Like other pharma watchers, Caforio is uncertain about the fate of proposals making their way around the halls of Congress and in the White House. But he promises the company’s Celgene buy will help the company fortify its position regardless of what lawmakers decide.
Asked about this week’s bipartisan Senate drug pricing bill on Bristol’s conference call Thursday, Caforio said the situation is “fluid” in Washington. A debate over pricing has been burning for years, but it’s still “early days” in the conversation, Caforio figures.
Still, the CEO believes “we are at the beginning of a period of change from a policy perspective,” adding that he supports measures to help patients afford their drugs.
While it’s unclear what exactly lawmakers will do to fight drug prices—and whether those measures will hit pharma hard—the conversation will surely intensify as next year’s U.S. elections near. As Caforio sees it, Bristol’s $74 billion Celgene buy will give BMS a more diversified portfolio, more growth opportunities and launches, and additional drugs in various reimbursement channels.
That diversity will be important if lawmakers decide to limit the industry’s pricing in one channel or another, he argued. For instance, some proposals would hit Medicare Part B—which covers physician-administered drugs—while others focus in on Medicare Part D, which covers pharmacy-dispensed meds. Caforio said the buyout is “more important” given uncertainties in Washington.
This week, Senate Finance Committee Chair Chuck Grassley and ranking Democrat Ron Wyden revealed their drug pricing reform proposal, following countless other bills in recent years. The latest measure aims to lower patients’ share of drug costs in Medicare Part B and D and forces new rebates on branded drugmakers that raise prices more than the rate of inflation.

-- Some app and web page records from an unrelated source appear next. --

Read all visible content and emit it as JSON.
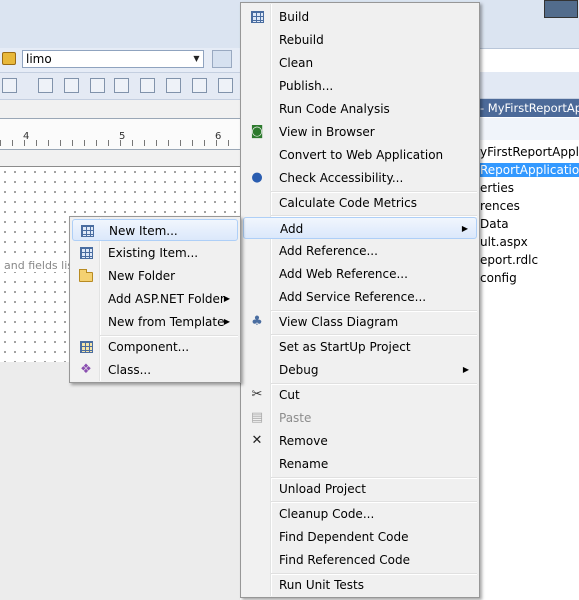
{
  "ide": {
    "project_combo_value": "limo",
    "solution_title": "- MyFirstReportAp",
    "canvas_hint": "and fields list",
    "ruler_numbers": [
      "4",
      "5",
      "6"
    ],
    "solution_items": [
      "yFirstReportApplica",
      "ReportApplication",
      "erties",
      "rences",
      "Data",
      "ult.aspx",
      "eport.rdlc",
      "config"
    ]
  },
  "context_menu": {
    "items": [
      {
        "label": "Build",
        "icon": "build-grid-icon"
      },
      {
        "label": "Rebuild"
      },
      {
        "label": "Clean"
      },
      {
        "label": "Publish..."
      },
      {
        "label": "Run Code Analysis"
      },
      {
        "label": "View in Browser",
        "icon": "browser-icon"
      },
      {
        "label": "Convert to Web Application"
      },
      {
        "label": "Check Accessibility...",
        "icon": "accessibility-icon"
      },
      {
        "label": "Calculate Code Metrics"
      },
      {
        "label": "Add",
        "submenu": true,
        "highlighted": true
      },
      {
        "label": "Add Reference..."
      },
      {
        "label": "Add Web Reference..."
      },
      {
        "label": "Add Service Reference..."
      },
      {
        "label": "View Class Diagram",
        "icon": "class-diagram-icon"
      },
      {
        "label": "Set as StartUp Project"
      },
      {
        "label": "Debug",
        "submenu": true
      },
      {
        "label": "Cut",
        "icon": "scissors-icon"
      },
      {
        "label": "Paste",
        "icon": "paste-icon",
        "disabled": true
      },
      {
        "label": "Remove",
        "icon": "remove-x-icon"
      },
      {
        "label": "Rename"
      },
      {
        "label": "Unload Project"
      },
      {
        "label": "Cleanup Code..."
      },
      {
        "label": "Find Dependent Code"
      },
      {
        "label": "Find Referenced Code"
      },
      {
        "label": "Run Unit Tests"
      }
    ]
  },
  "add_submenu": {
    "items": [
      {
        "label": "New Item...",
        "icon": "new-item-icon",
        "highlighted": true
      },
      {
        "label": "Existing Item...",
        "icon": "existing-item-icon"
      },
      {
        "label": "New Folder",
        "icon": "folder-icon"
      },
      {
        "label": "Add ASP.NET Folder",
        "submenu": true
      },
      {
        "label": "New from Template",
        "submenu": true
      },
      {
        "label": "Component...",
        "icon": "component-icon"
      },
      {
        "label": "Class...",
        "icon": "class-icon"
      }
    ]
  },
  "colors": {
    "highlight_border": "#aecff7",
    "selection_blue": "#3399ff",
    "title_bar": "#4c6a99"
  }
}
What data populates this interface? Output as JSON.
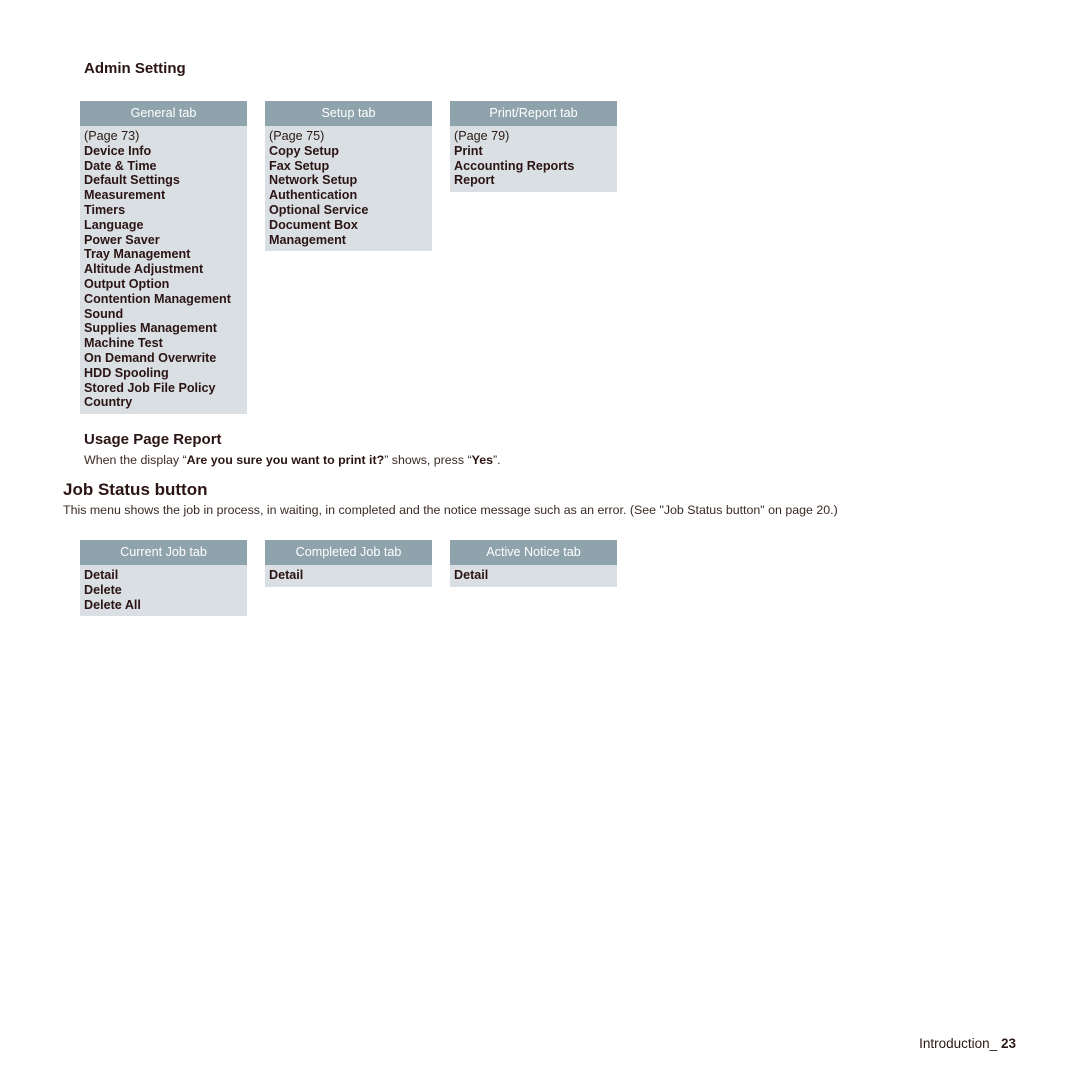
{
  "admin_setting": {
    "heading": "Admin Setting",
    "tabs": [
      {
        "label": "General tab",
        "page": "(Page 73)",
        "items": [
          "Device Info",
          "Date & Time",
          "Default Settings",
          "Measurement",
          "Timers",
          "Language",
          "Power Saver",
          "Tray Management",
          "Altitude Adjustment",
          "Output Option",
          "Contention Management",
          "Sound",
          "Supplies Management",
          "Machine Test",
          "On Demand Overwrite",
          "HDD Spooling",
          "Stored Job File Policy",
          "Country"
        ]
      },
      {
        "label": "Setup tab",
        "page": "(Page 75)",
        "items": [
          "Copy Setup",
          "Fax Setup",
          "Network Setup",
          "Authentication",
          "Optional Service",
          "Document Box",
          "Management"
        ]
      },
      {
        "label": "Print/Report tab",
        "page": "(Page 79)",
        "items": [
          "Print",
          "Accounting Reports",
          "Report"
        ]
      }
    ]
  },
  "usage_page_report": {
    "heading": "Usage Page Report",
    "text_before": "When the display “",
    "bold_prompt": "Are you sure you want to print it?",
    "text_middle": "” shows, press “",
    "bold_button": "Yes",
    "text_after": "”."
  },
  "job_status": {
    "heading": "Job Status button",
    "description": "This menu shows the job in process, in waiting, in completed and the notice message such as an error. (See \"Job Status button\" on page 20.)",
    "tabs": [
      {
        "label": "Current Job tab",
        "items": [
          "Detail",
          "Delete",
          "Delete All"
        ]
      },
      {
        "label": "Completed Job tab",
        "items": [
          "Detail"
        ]
      },
      {
        "label": "Active Notice tab",
        "items": [
          "Detail"
        ]
      }
    ]
  },
  "footer": {
    "section": "Introduction_",
    "page_number": "23"
  },
  "colors": {
    "tab_header_bg": "#8fa3ad",
    "tab_body_bg": "#d9dfe3",
    "text": "#2b1414"
  }
}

It’s one among many proposals making their way around Washington, D.C. House Speaker Nancy Pelosi has said she’ll release a bill in September, and the White House is reportedly working on a new executive order of its own.

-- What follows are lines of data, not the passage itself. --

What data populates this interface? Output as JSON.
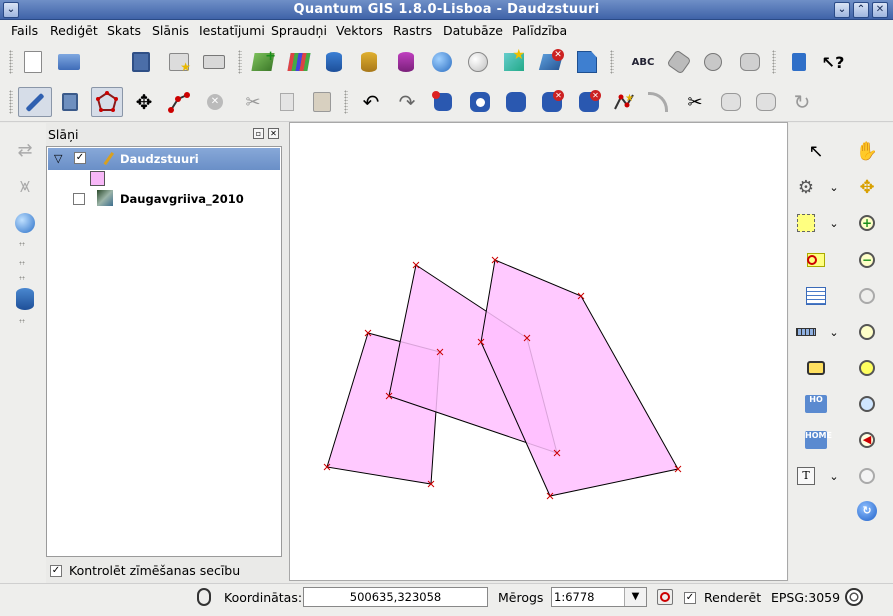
{
  "window": {
    "title": "Quantum GIS 1.8.0-Lisboa - Daudzstuuri"
  },
  "menu": [
    "Fails",
    "Rediģēt",
    "Skats",
    "Slānis",
    "Iestatījumi",
    "Spraudņi",
    "Vektors",
    "Rastrs",
    "Datubāze",
    "Palīdzība"
  ],
  "layers_panel": {
    "title": "Slāņi",
    "layers": [
      {
        "name": "Daudzstuuri",
        "checked": true,
        "selected": true,
        "symbol_color": "#f7b7f7"
      },
      {
        "name": "Daugavgriiva_2010",
        "checked": false,
        "selected": false
      }
    ],
    "drawing_order_label": "Kontrolēt zīmēšanas secību",
    "drawing_order_checked": true
  },
  "map": {
    "polygon_fill": "#ffc0ff",
    "polygon_stroke": "#000000",
    "vertex_color": "#cc0000"
  },
  "status": {
    "coord_label": "Koordinātas:",
    "coord_value": "500635,323058",
    "scale_label": "Mērogs",
    "scale_value": "1:6778",
    "render_label": "Renderēt",
    "render_checked": true,
    "crs": "EPSG:3059"
  },
  "icons": {
    "toolbar1": [
      "new-project-icon",
      "open-project-icon",
      "save-project-icon",
      "save-as-icon",
      "print-icon",
      "add-vector-layer-icon",
      "add-raster-layer-icon",
      "add-postgis-layer-icon",
      "add-spatialite-layer-icon",
      "add-mssql-layer-icon",
      "add-wms-layer-icon",
      "add-wfs-layer-icon",
      "new-shapefile-layer-icon",
      "remove-layer-icon",
      "new-gpx-layer-icon",
      "spell-check-icon",
      "plugin-icon",
      "plugin-manager-icon",
      "python-icon",
      "help-book-icon",
      "whats-this-icon"
    ],
    "toolbar2": [
      "toggle-editing-icon",
      "save-edits-icon",
      "add-feature-icon",
      "move-feature-icon",
      "node-tool-icon",
      "delete-selected-icon",
      "cut-features-icon",
      "copy-features-icon",
      "paste-features-icon",
      "undo-icon",
      "redo-icon",
      "simplify-feature-icon",
      "add-ring-icon",
      "add-part-icon",
      "delete-ring-icon",
      "delete-part-icon",
      "reshape-feature-icon",
      "offset-curve-icon",
      "split-features-icon",
      "merge-features-icon",
      "merge-attributes-icon",
      "rotate-symbols-icon"
    ]
  }
}
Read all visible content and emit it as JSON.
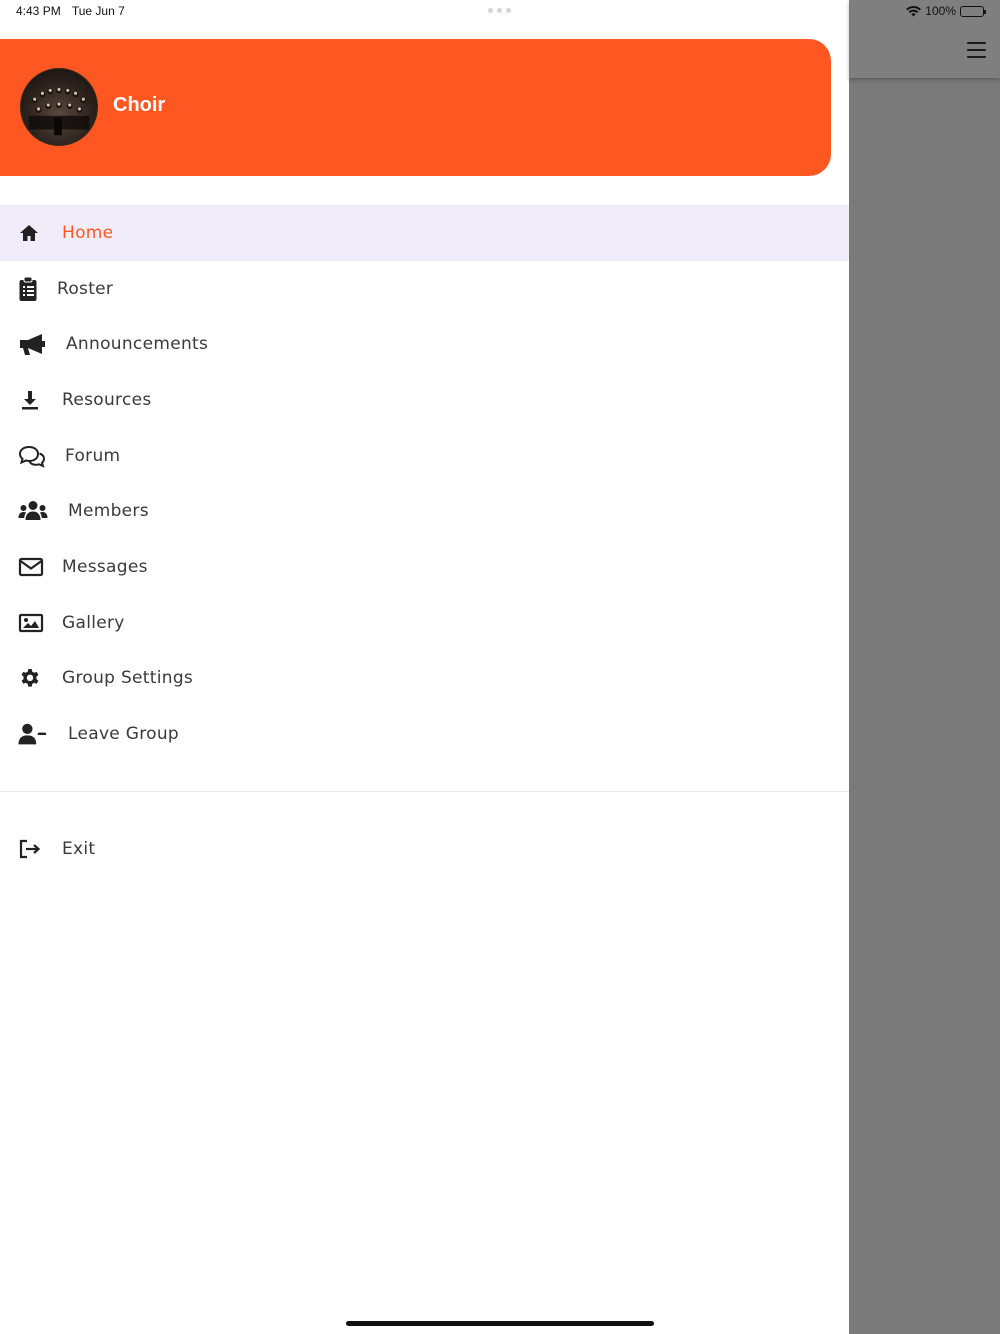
{
  "status_bar": {
    "time": "4:43 PM",
    "date": "Tue Jun 7",
    "battery": "100%"
  },
  "drawer": {
    "group_name": "Choir",
    "accent_color": "#ff5722",
    "active_bg_color": "#f1ecfa",
    "items": [
      {
        "label": "Home",
        "icon": "home-icon",
        "active": true
      },
      {
        "label": "Roster",
        "icon": "clipboard-list-icon"
      },
      {
        "label": "Announcements",
        "icon": "megaphone-icon"
      },
      {
        "label": "Resources",
        "icon": "download-icon"
      },
      {
        "label": "Forum",
        "icon": "chat-bubbles-icon"
      },
      {
        "label": "Members",
        "icon": "users-icon"
      },
      {
        "label": "Messages",
        "icon": "envelope-icon"
      },
      {
        "label": "Gallery",
        "icon": "image-icon"
      },
      {
        "label": "Group Settings",
        "icon": "gear-icon"
      },
      {
        "label": "Leave Group",
        "icon": "user-minus-icon"
      }
    ],
    "exit": {
      "label": "Exit",
      "icon": "sign-out-icon"
    }
  },
  "backdrop": {
    "menu_icon": "hamburger-menu-icon"
  }
}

Since taking office, President Donald Trump has blasted the pharma industry on pricing, and his administration has worked to fight price hikes, although increases continue. Two of Trump’s moves cratered earlier this month when a court blocked an order forcing drug prices into TV ads and the administration itself withdrew a bid to overhaul drug rebates.
Bristol-Myers Squibb aims to close its Celgene deal in late 2019 or early 2020. As part of the deal, the company must offload psoriasis med Otezla in a process that should generate “significant bidding interest,” BMS execs said Thursday.

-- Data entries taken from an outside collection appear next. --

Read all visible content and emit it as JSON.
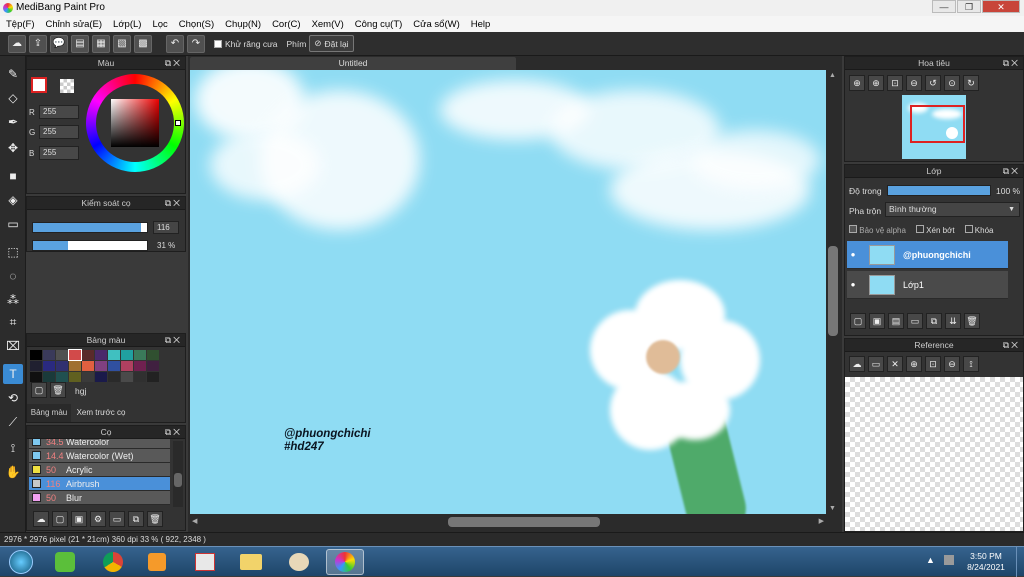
{
  "window": {
    "title": "MediBang Paint Pro"
  },
  "menu": [
    "Tệp(F)",
    "Chỉnh sửa(E)",
    "Lớp(L)",
    "Lọc",
    "Chọn(S)",
    "Chụp(N)",
    "Cor(C)",
    "Xem(V)",
    "Công cụ(T)",
    "Cửa sổ(W)",
    "Help"
  ],
  "toolbar": {
    "antialias_label": "Khử răng cưa",
    "phim_label": "Phím",
    "reset_label": "Đặt lại"
  },
  "color_panel": {
    "title": "Màu",
    "r_label": "R",
    "g_label": "G",
    "b_label": "B",
    "r": "255",
    "g": "255",
    "b": "255"
  },
  "brush_control": {
    "title": "Kiểm soát cọ",
    "size": "116",
    "size_fraction": 0.95,
    "opacity": "31 %",
    "opacity_fraction": 0.31
  },
  "palette_panel": {
    "title": "Bảng màu",
    "name": "hgj",
    "tab_palette": "Bảng màu",
    "tab_preview": "Xem trước cọ",
    "colors": [
      "#000000",
      "#3a3a5a",
      "#505050",
      "#d24a4a",
      "#5a2a2a",
      "#4a2a6a",
      "#40c0c0",
      "#20a0a0",
      "#3a7a5a",
      "#305030",
      "#202030",
      "#2a2a80",
      "#303070",
      "#a07030",
      "#e06040",
      "#804080",
      "#3050a0",
      "#b04060",
      "#702050",
      "#402040",
      "#101010",
      "#1a3a3a",
      "#205050",
      "#606020",
      "#3a3a3a",
      "#1a1a4a",
      "#2a2a2a",
      "#4a4a4a",
      "#303030",
      "#222222"
    ]
  },
  "brush_panel": {
    "title": "Cọ",
    "items": [
      {
        "size": "34.5",
        "name": "Watercolor",
        "color": "#7ec8f0"
      },
      {
        "size": "14.4",
        "name": "Watercolor (Wet)",
        "color": "#7ec8f0"
      },
      {
        "size": "50",
        "name": "Acrylic",
        "color": "#f0e040"
      },
      {
        "size": "116",
        "name": "Airbrush",
        "color": "#c8c8c8"
      },
      {
        "size": "50",
        "name": "Blur",
        "color": "#f0a0f0"
      }
    ]
  },
  "document": {
    "tab": "Untitled",
    "watermark_line1": "@phuongchichi",
    "watermark_line2": "#hd247"
  },
  "navigator": {
    "title": "Hoa tiêu"
  },
  "layer_panel": {
    "title": "Lớp",
    "opacity_label": "Độ trong",
    "opacity_value": "100 %",
    "blend_label": "Pha trộn",
    "blend_value": "Bình thường",
    "protect_alpha": "Bảo vệ alpha",
    "clipping": "Xén bớt",
    "lock": "Khóa",
    "layers": [
      {
        "name": "@phuongchichi",
        "selected": true
      },
      {
        "name": "Lớp1",
        "selected": false
      }
    ]
  },
  "reference_panel": {
    "title": "Reference"
  },
  "status": {
    "size": "2976 * 2976 pixel",
    "cm": "(21 * 21cm)",
    "dpi": "360 dpi",
    "zoom": "33 %",
    "coords": "( 922, 2348 )"
  },
  "taskbar": {
    "time": "3:50 PM",
    "date": "8/24/2021"
  }
}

By Eric Sagonowsky
Source: Fierce Pharma
Five years ago, GSK made headlines when it hired Emma Walmsley to become the first woman to run a major pharmaceutical company. Now the Big Pharma has brought in another woman to control the company’s finances. Julie Brown will be GSK’s next chief financial officer. Brown, currently the chief operating and financial officer at fashion and beauty brand Burberry Group, is set to replace Iain Mackay.
Moderna created a new role responsible for “building out the company’s organization to support its growing pipeline.” Starting first thing 2023, Juan Andres, Moderna’s manufacturing head, will step into this new role under the title president of strategic partnerships and enterprise expansion, the company said Thursday.
The latest takeover is anticipated to boost the presence of Torrent in the dermatology segment. Indian company Torrent Pharmaceuticals has signed a definitive agreement for the complete acquisition of Curatio Healthcare for $245.16m (Rs20bn).